“It was nothing outstanding - just a teacher’s responsibility,” Xiao Xiaochuan said. “It was not done by one teacher but by the whole faculty and students, with help from police and officials.”
(The story is translated into English by Song P.)
Schoolgirl Kept on Reading While Being Buried Under the Ruins
Her Extraordinary Strength Reduced the Teacher to Tears
“Have you by any chance found that lovely, studious girl called Qingqing?” At the rescue scene, Quanhong Chen, the class instructor of Unit One in Grade One of Rong Hua Town Junior Middle School kept asking, as she knew, Qingqing, though coming from a poverty stricken family, was blessed with lofty aspirations, and often immersed herself in reading under torchlight on her way home after school.
Whenever a body of a school kid was pulled out of the debris of collapsed buildings, Quanhong Chen wept her tears in silence. “Only a day ago they were still full of lives, bouncing around joyfully…How can this be happening?”
Luckily, at last, the schoolgirl named Qingqing Deng was rescued by the officers and solders of Unit 3 Hydropower Rescue Team from the Armed Police Force. What moved the class instructor Chen and the rescue team was that up until she was rescued from the nightmarish ruins, she kept on reading her textbook under the torchlight. She said, “I was terrified as it was pitch black down there. Feeling cold and hungary, I have had to engage in reading as to spare myself from the fears” Her honesty, just as her strength, deeply moved everyone. Quanhong Chen burst into tears. While holding Qingqing in her arms, she said, “Good kid, all will be well as long as you got out of there alive!”
In another scenario similar to that of Qingqing Deng, a girl called Yao Luo, had her hands and legs both injured during the earthquake. While being buried under the ruins, she was humming and singing the “Piano Dreams” unceasingly in an effort to keep herself stay awake. these efforts not only kept her alert, but also, in the end, rewarded her with the triumph over death.

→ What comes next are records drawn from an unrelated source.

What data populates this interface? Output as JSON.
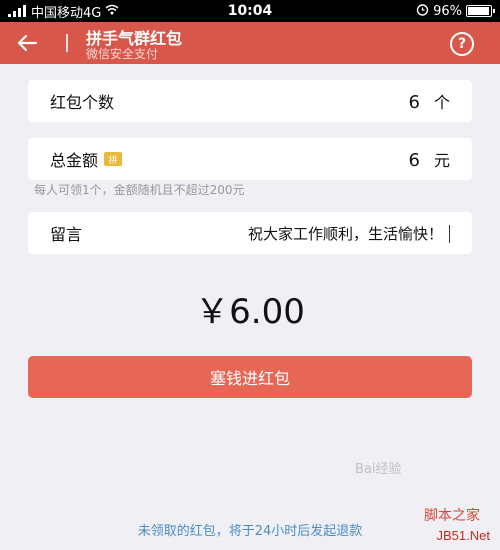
{
  "status_bar": {
    "carrier": "中国移动4G",
    "time": "10:04",
    "battery": "96%",
    "battery_level": 0.96
  },
  "nav": {
    "title": "拼手气群红包",
    "subtitle": "微信安全支付",
    "help_label": "?"
  },
  "count_row": {
    "label": "红包个数",
    "value": "6",
    "unit": "个"
  },
  "total_row": {
    "label": "总金额",
    "badge": "拼",
    "value": "6",
    "unit": "元"
  },
  "hint": "每人可领1个，金额随机且不超过200元",
  "message_row": {
    "label": "留言",
    "value": "祝大家工作顺利，生活愉快！"
  },
  "amount": "￥6.00",
  "submit_label": "塞钱进红包",
  "footer_note": "未领取的红包，将于24小时后发起退款",
  "watermark": {
    "line1": "脚本之家",
    "line2": "JB51.Net",
    "baidu": "Bai经验"
  },
  "colors": {
    "nav_bg": "#d8574b",
    "button_bg": "#e76756",
    "footer_text": "#4a8ec8"
  }
}
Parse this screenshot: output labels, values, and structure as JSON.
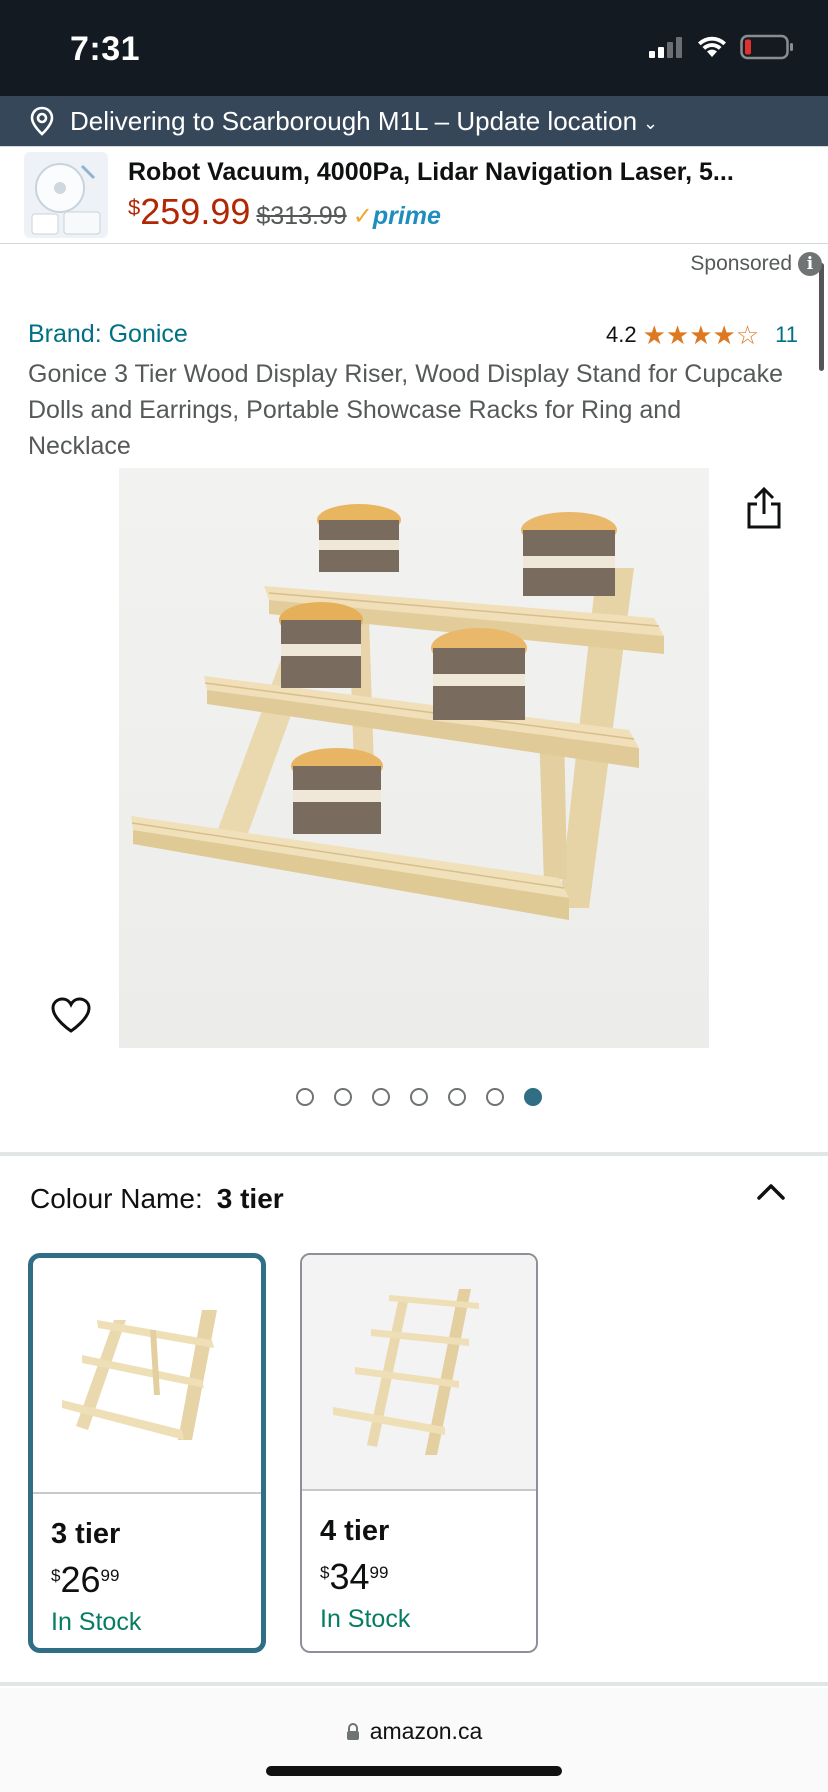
{
  "status_bar": {
    "time": "7:31"
  },
  "delivery": {
    "text": "Delivering to Scarborough M1L – Update location",
    "chevron": "⌄"
  },
  "ad": {
    "title": "Robot Vacuum, 4000Pa, Lidar Navigation Laser, 5...",
    "price_symbol": "$",
    "price": "259.99",
    "old_price": "$313.99",
    "prime_check": "✓",
    "prime_label": "prime",
    "sponsored": "Sponsored",
    "info_glyph": "i"
  },
  "product": {
    "brand": "Brand: Gonice",
    "rating": "4.2",
    "stars_filled": 4,
    "review_count": "11",
    "title": "Gonice 3 Tier Wood Display Riser, Wood Display Stand for Cupcake Dolls and Earrings, Portable Showcase Racks for Ring and Necklace",
    "image_count": 7,
    "active_image": 7
  },
  "variation": {
    "label": "Colour Name:",
    "value": "3 tier",
    "options": [
      {
        "name": "3 tier",
        "currency": "$",
        "whole": "26",
        "fraction": "99",
        "stock": "In Stock",
        "selected": true
      },
      {
        "name": "4 tier",
        "currency": "$",
        "whole": "34",
        "fraction": "99",
        "stock": "In Stock",
        "selected": false
      }
    ]
  },
  "url_bar": {
    "url": "amazon.ca"
  },
  "colors": {
    "link": "#007185",
    "price_red": "#b12704",
    "star": "#de7921",
    "prime_blue": "#1f8ebf",
    "in_stock": "#067d62",
    "selected_border": "#2f6e85",
    "header_dark": "#131a22",
    "delivery_bar": "#37475a",
    "battery_low": "#e0312f"
  },
  "icons": {
    "location": "location-pin-icon",
    "share": "share-icon",
    "wishlist": "heart-icon",
    "collapse": "chevron-up-icon",
    "lock": "lock-icon",
    "info": "info-icon"
  }
}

The audiences are warned that the first half of this video contains some highly distressful pictures (they may have seen too many). However, in the second half, the author of this video, who was born and raised in Yingxiu and Dujiangyan, expressed his sorrow and love to his hometown, which is heart-warming.